Diarrheal disease is the world’s second leading cause of death for children under five, claiming roughly 760,000 lives annually. Diarrhea depletes the body of essential water and salts, leading to severe dehydration and fluid loss, and can result in death. In addition, diarrhea is associated with malnutrition (since the body is unable to effectively absorb nutrients from food) which itself contributes to anemia, stunted growth, and poor immune response. Diarrhea is usually a symptom of an infection, typically from consuming food or water that has been contaminated with bacterial or parasitic organisms from human or animal fecal matter. An example of such an infection is typhoid fever which is transmitted from ingesting food or water contaminated with the feces of another infected person. In much of the developing world, access to hygienic toilets and hand-washing stations are not universal, nor is access to clean water or oral rehydration salts (an intervention used to replenish the loss of fluids), making certain populations particularly vulnerable to infection and disease.
In Indonesia more than 33,000 children die annually from diarrheal disease, with another 11,000 falling fatally ill to typhoid fever. Much of this disease burden is attributed to the lack of access to proper sanitation (e.g. flush-toilets or hygienic pit-latrines) of some 110 million Indonesians. Roughly 63 million of these individuals practice open defecation, a practice which significantly raises the risk of fecal contamination of food and water within the community. In Indonesia, a rural sanitation project, known as the Total Sanitation and Sanitation Marketing (TSSM) was launched to improve sanitation in rural communities of East Java by generating sanitation demand at scale and increasing the supply of sanitation products and services. This study seeks to identify whether the project improved sanitation practices in the community, and whether that led to the improved health of the population.
Taking advantage of the multi-phase rollout of the TSSM in East Java, researchers implemented a randomized control trial to evaluate the impacts of the program. They focused their evaluation in 8 rural districts and conducted baseline surveys of 2,087 households from 160 sub-villages within eight East Java districts. Using data from community health workers in each sub-village, researchers identified which households contained children who were under two years of age and randomly selected 13 households to survey. Data were collected on perceptions of poor sanitation and its consequences, access to improved sanitation, place of defecation, and child health outcomes (e.g. diarrhea prevalence, rate of parasitic infections, stunting and wasting indicators, and occurrence of anemia). Follow-up surveys were conducted 27 months later and roughly 91% of households in the baseline survey were questioned at endline.
Treatment and control assignment was conducted at the village level. Whereas control villages were not targeted by the program, treatment villages were visited by facilitators who conducted activities meant to stimulate demand for sanitation products and services. During these interactions, facilitators conducted a mapping where they asked villagers to describe their routes and areas where they practiced open defecation. This information helped researchers understand the intersection of fecal contamination routes. In addition, media campaigns were rolled out where billboards, radio, and print materials were distributed by village health workers advocating for improved sanitation practices. Lastly, to improve the availability of sanitation products and services, local masons were trained to build latrines and toilet facilities.

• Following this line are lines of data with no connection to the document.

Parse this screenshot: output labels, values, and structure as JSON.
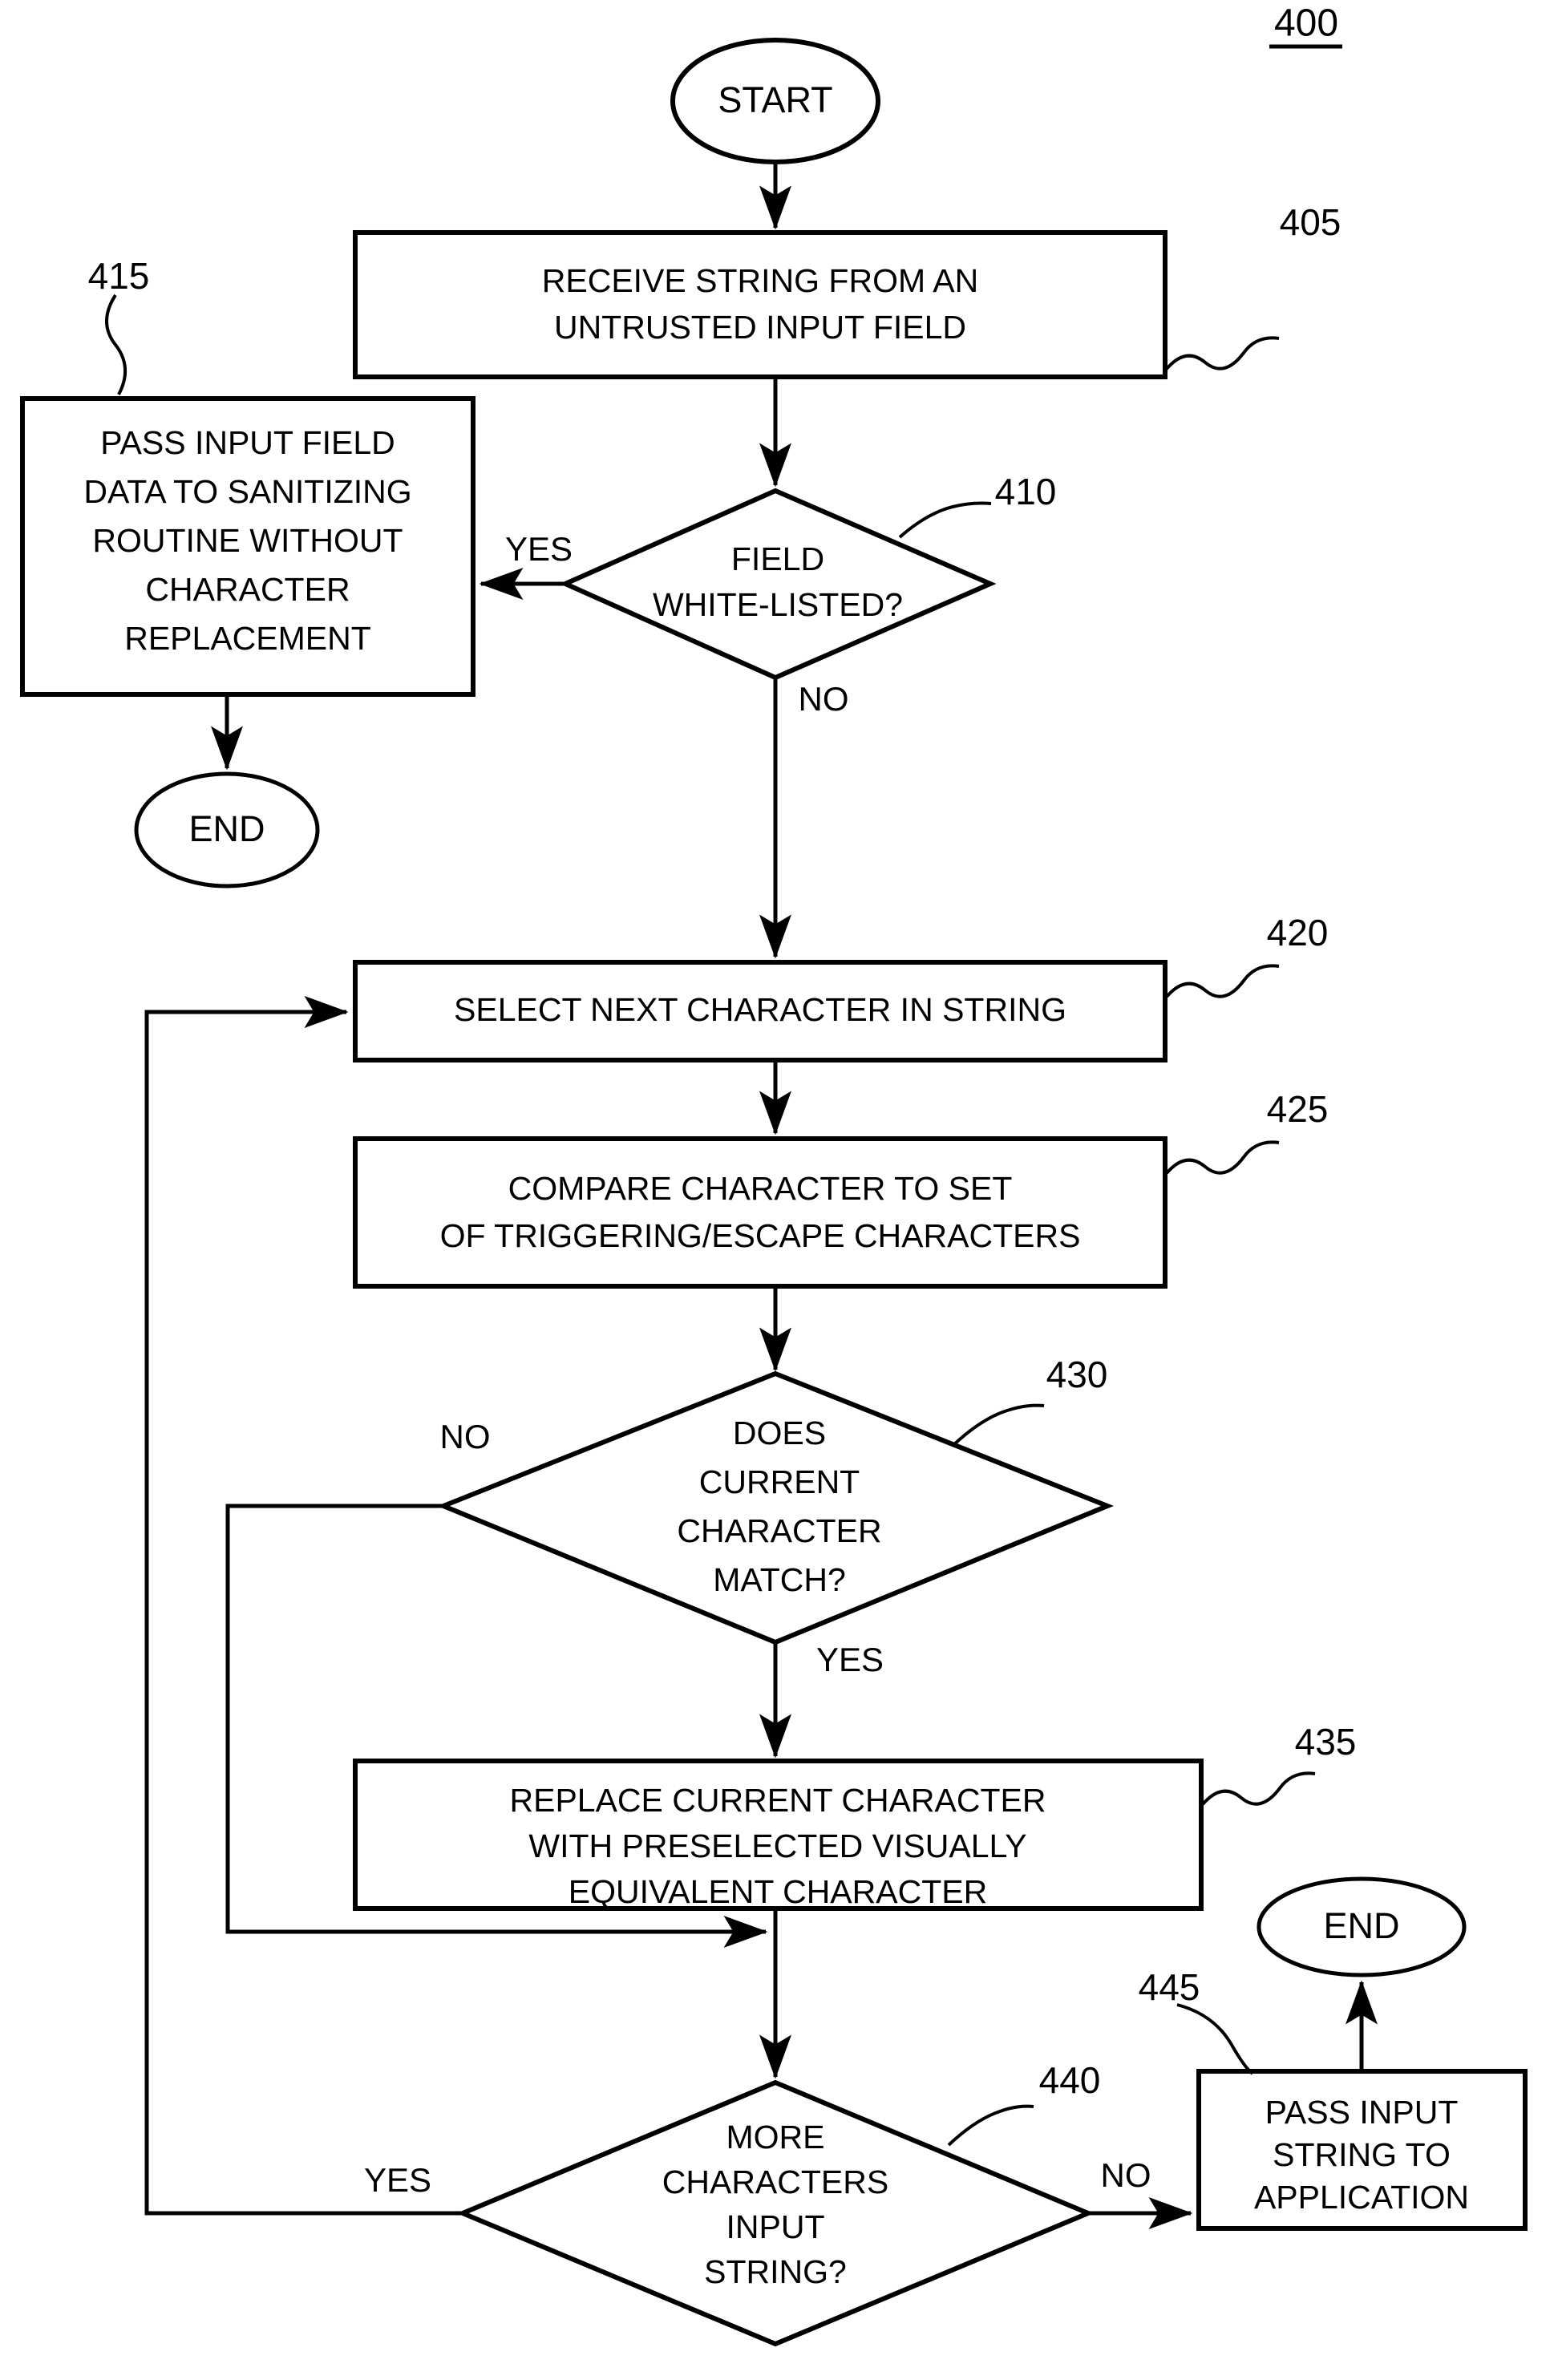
{
  "figure": {
    "number": "400"
  },
  "nodes": {
    "start": {
      "label": "START",
      "shape": "terminator"
    },
    "n405": {
      "ref": "405",
      "shape": "process",
      "lines": [
        "RECEIVE STRING FROM AN",
        "UNTRUSTED INPUT FIELD"
      ]
    },
    "n410": {
      "ref": "410",
      "shape": "decision",
      "lines": [
        "FIELD",
        "WHITE-LISTED?"
      ]
    },
    "n415": {
      "ref": "415",
      "shape": "process",
      "lines": [
        "PASS INPUT FIELD",
        "DATA TO SANITIZING",
        "ROUTINE WITHOUT",
        "CHARACTER",
        "REPLACEMENT"
      ]
    },
    "end_left": {
      "label": "END",
      "shape": "terminator"
    },
    "n420": {
      "ref": "420",
      "shape": "process",
      "lines": [
        "SELECT NEXT CHARACTER IN STRING"
      ]
    },
    "n425": {
      "ref": "425",
      "shape": "process",
      "lines": [
        "COMPARE CHARACTER TO SET",
        "OF TRIGGERING/ESCAPE CHARACTERS"
      ]
    },
    "n430": {
      "ref": "430",
      "shape": "decision",
      "lines": [
        "DOES",
        "CURRENT",
        "CHARACTER",
        "MATCH?"
      ]
    },
    "n435": {
      "ref": "435",
      "shape": "process",
      "lines": [
        "REPLACE CURRENT CHARACTER",
        "WITH PRESELECTED VISUALLY",
        "EQUIVALENT CHARACTER"
      ]
    },
    "n440": {
      "ref": "440",
      "shape": "decision",
      "lines": [
        "MORE",
        "CHARACTERS",
        "INPUT",
        "STRING?"
      ]
    },
    "n445": {
      "ref": "445",
      "shape": "process",
      "lines": [
        "PASS INPUT",
        "STRING TO",
        "APPLICATION"
      ]
    },
    "end_right": {
      "label": "END",
      "shape": "terminator"
    }
  },
  "branch_labels": {
    "yes_410": "YES",
    "no_410": "NO",
    "no_430": "NO",
    "yes_430": "YES",
    "yes_440": "YES",
    "no_440": "NO"
  },
  "colors": {
    "stroke": "#000000",
    "fill": "#ffffff",
    "background": "#ffffff"
  }
}
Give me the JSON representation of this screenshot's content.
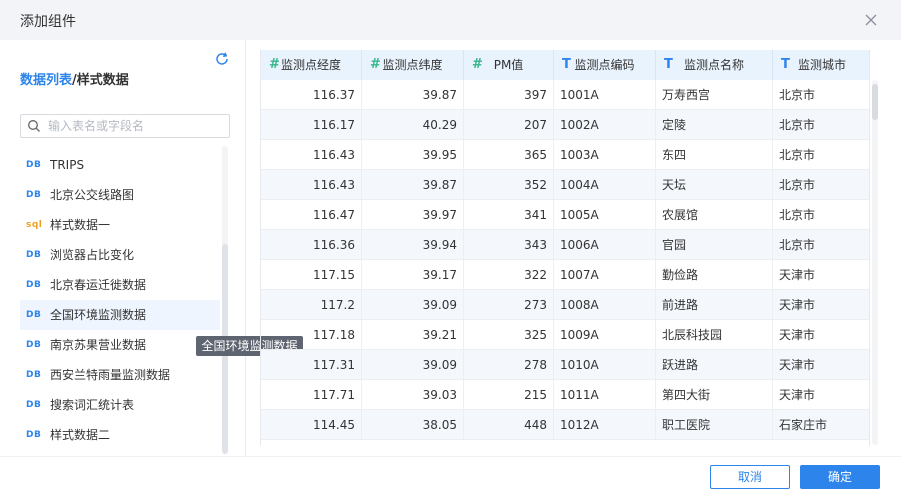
{
  "dialog": {
    "title": "添加组件",
    "close_icon": "close-icon"
  },
  "sidebar": {
    "breadcrumb_link": "数据列表",
    "breadcrumb_sep": "/",
    "breadcrumb_current": "样式数据",
    "refresh_icon": "refresh-icon",
    "search_placeholder": "输入表名或字段名",
    "search_value": "",
    "items": [
      {
        "tag": "DB",
        "label": "TRIPS"
      },
      {
        "tag": "DB",
        "label": "北京公交线路图"
      },
      {
        "tag": "sql",
        "label": "样式数据一"
      },
      {
        "tag": "DB",
        "label": "浏览器占比变化"
      },
      {
        "tag": "DB",
        "label": "北京春运迁徙数据"
      },
      {
        "tag": "DB",
        "label": "全国环境监测数据"
      },
      {
        "tag": "DB",
        "label": "南京苏果营业数据"
      },
      {
        "tag": "DB",
        "label": "西安兰特雨量监测数据"
      },
      {
        "tag": "DB",
        "label": "搜索词汇统计表"
      },
      {
        "tag": "DB",
        "label": "样式数据二"
      }
    ],
    "active_index": 5,
    "tooltip": "全国环境监测数据"
  },
  "table": {
    "columns": [
      {
        "type": "#",
        "label": "监测点经度"
      },
      {
        "type": "#",
        "label": "监测点纬度"
      },
      {
        "type": "#",
        "label": "PM值"
      },
      {
        "type": "T",
        "label": "监测点编码"
      },
      {
        "type": "T",
        "label": "监测点名称"
      },
      {
        "type": "T",
        "label": "监测城市"
      }
    ],
    "rows": [
      [
        "116.37",
        "39.87",
        "397",
        "1001A",
        "万寿西宫",
        "北京市"
      ],
      [
        "116.17",
        "40.29",
        "207",
        "1002A",
        "定陵",
        "北京市"
      ],
      [
        "116.43",
        "39.95",
        "365",
        "1003A",
        "东四",
        "北京市"
      ],
      [
        "116.43",
        "39.87",
        "352",
        "1004A",
        "天坛",
        "北京市"
      ],
      [
        "116.47",
        "39.97",
        "341",
        "1005A",
        "农展馆",
        "北京市"
      ],
      [
        "116.36",
        "39.94",
        "343",
        "1006A",
        "官园",
        "北京市"
      ],
      [
        "117.15",
        "39.17",
        "322",
        "1007A",
        "勤俭路",
        "天津市"
      ],
      [
        "117.2",
        "39.09",
        "273",
        "1008A",
        "前进路",
        "天津市"
      ],
      [
        "117.18",
        "39.21",
        "325",
        "1009A",
        "北辰科技园",
        "天津市"
      ],
      [
        "117.31",
        "39.09",
        "278",
        "1010A",
        "跃进路",
        "天津市"
      ],
      [
        "117.71",
        "39.03",
        "215",
        "1011A",
        "第四大街",
        "天津市"
      ],
      [
        "114.45",
        "38.05",
        "448",
        "1012A",
        "职工医院",
        "石家庄市"
      ]
    ]
  },
  "footer": {
    "cancel_label": "取消",
    "ok_label": "确定"
  },
  "colors": {
    "accent": "#2d84ea",
    "sql_tag": "#f0a020",
    "number_type": "#35b58a",
    "header_bg": "#e9f3fd",
    "tooltip_bg": "#5e6470"
  }
}
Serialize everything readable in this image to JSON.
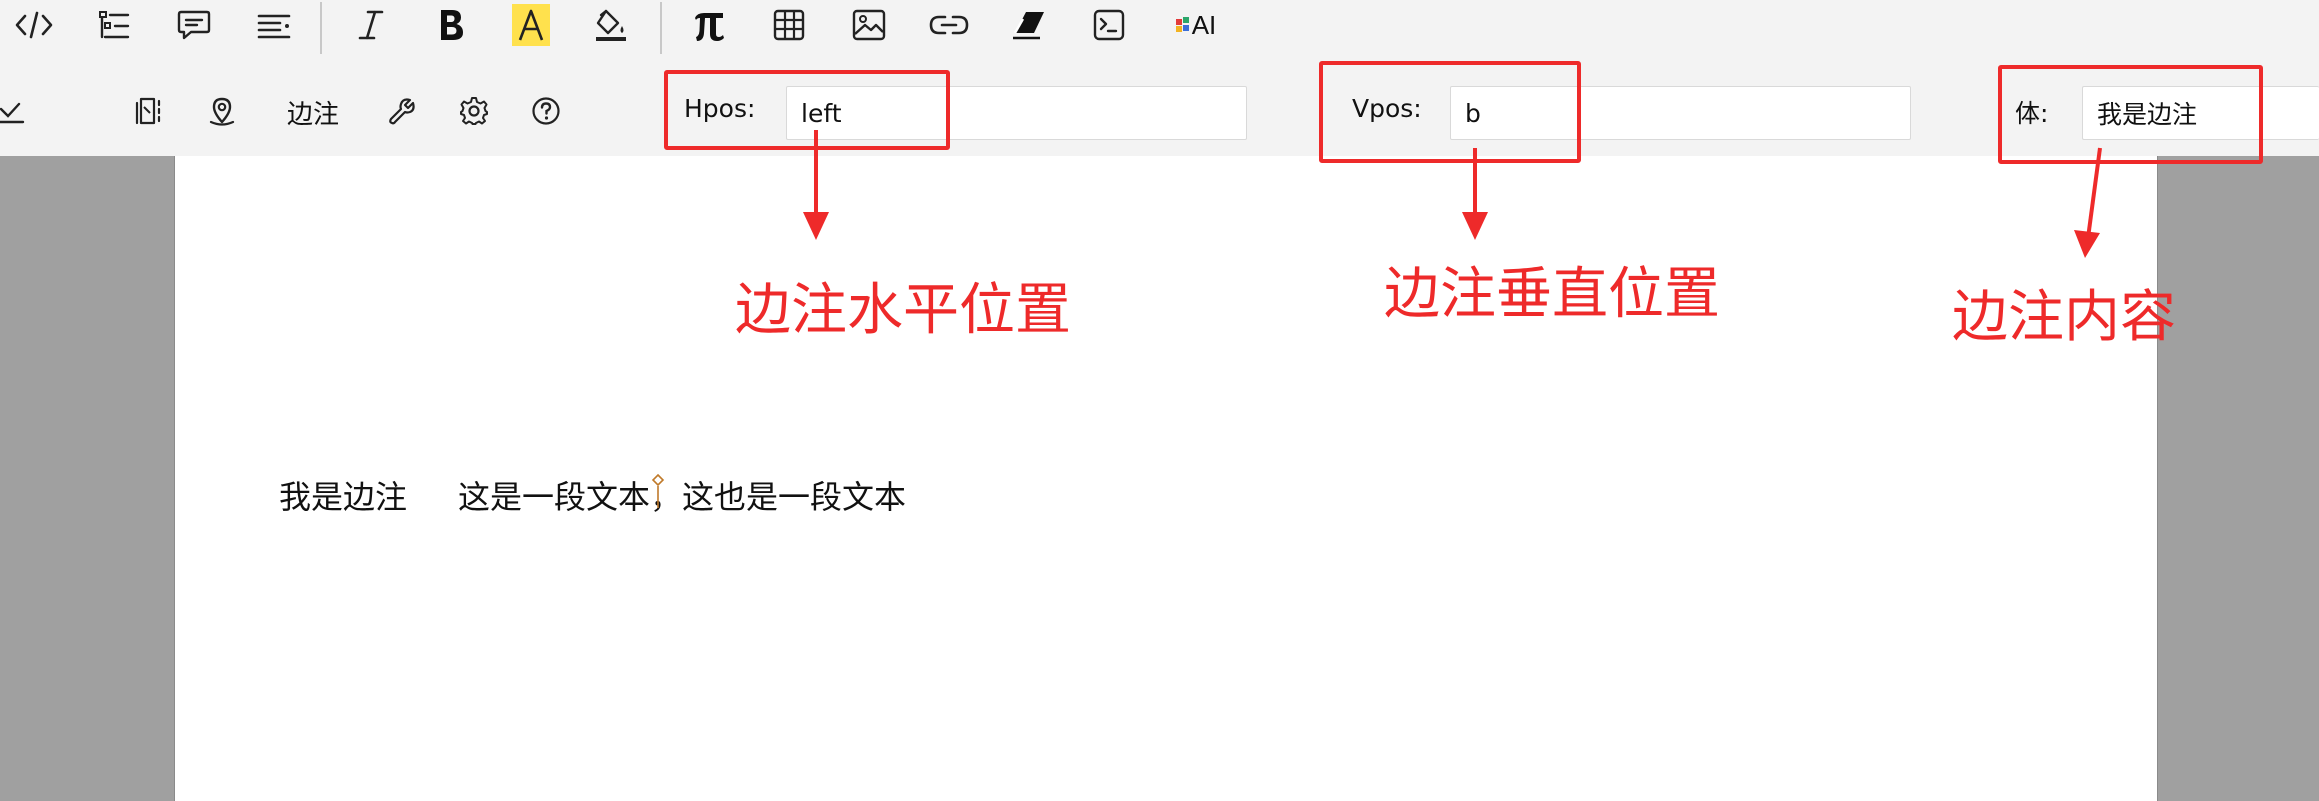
{
  "toolbar_top": {
    "icons": [
      "code-icon",
      "outline-list-icon",
      "comment-icon",
      "align-list-icon",
      "italic-icon",
      "bold-icon",
      "highlight-icon",
      "fill-color-icon",
      "pi-icon",
      "table-icon",
      "image-icon",
      "link-icon",
      "eraser-icon",
      "terminal-icon",
      "ai-icon"
    ],
    "ai_label": "AI"
  },
  "toolbar_sub": {
    "margin_note_label": "边注",
    "hpos_label": "Hpos:",
    "hpos_value": "left",
    "vpos_label": "Vpos:",
    "vpos_value": "b",
    "body_label": "体:",
    "body_value": "我是边注"
  },
  "document": {
    "margin_note_text": "我是边注",
    "body_text": "这是一段文本，这也是一段文本"
  },
  "annotations": {
    "hpos": "边注水平位置",
    "vpos": "边注垂直位置",
    "body": "边注内容"
  },
  "colors": {
    "annotation": "#ee2a2a",
    "highlight": "#ffe14d",
    "page": "#ffffff",
    "gutter": "#a0a0a0"
  }
}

Results and Policy Implications
The baseline survey showed that the treatment and control villages were very comparable before the program was launched. The surveys conducted after the conclusion of the sanitation project showed that the treatment communities built more toilets, as compared to the control villages. Treatment villages also reported rates of child diarrhea that were 1.4 percentage points lower – a 30 percent reduction in overall incidence of diarrhea. The changes were most significant among households that did not have access to proper sanitation before the baseline survey, reporting a 5.8 percentage point reduction in open defecation after the program was implemented.
Researchers also gathered information about attitudes and barriers to improved sanitation. The vast majority of households in both treatment and control villages acknowledged the link between sanitation and child health and, conversely, the connection between open defecation and diarrheal disease in children. If a given household did not have access to proper sanitation, many villagers considered open defecation to be an acceptable practice. Finally, many villages expressed that the main barrier to improved sanitation facilities was the high cost of building and maintaining a latrine. In fact, most of the latrine construction occurred in the richer households in these poor communities.
The results of this research suggest that large-scale sanitation projects can have significant, positive effects in encouraging hygienic practices. The significant declines in the prevalence of diarrhea and parasitic infection amongst children indicate an overall improvement in child health. Due to the fact that open defecation is still practiced and is an attractive option for many households, encouraging better sanitation practices among the rural poor could have many benefits to the community.
2008 – 2011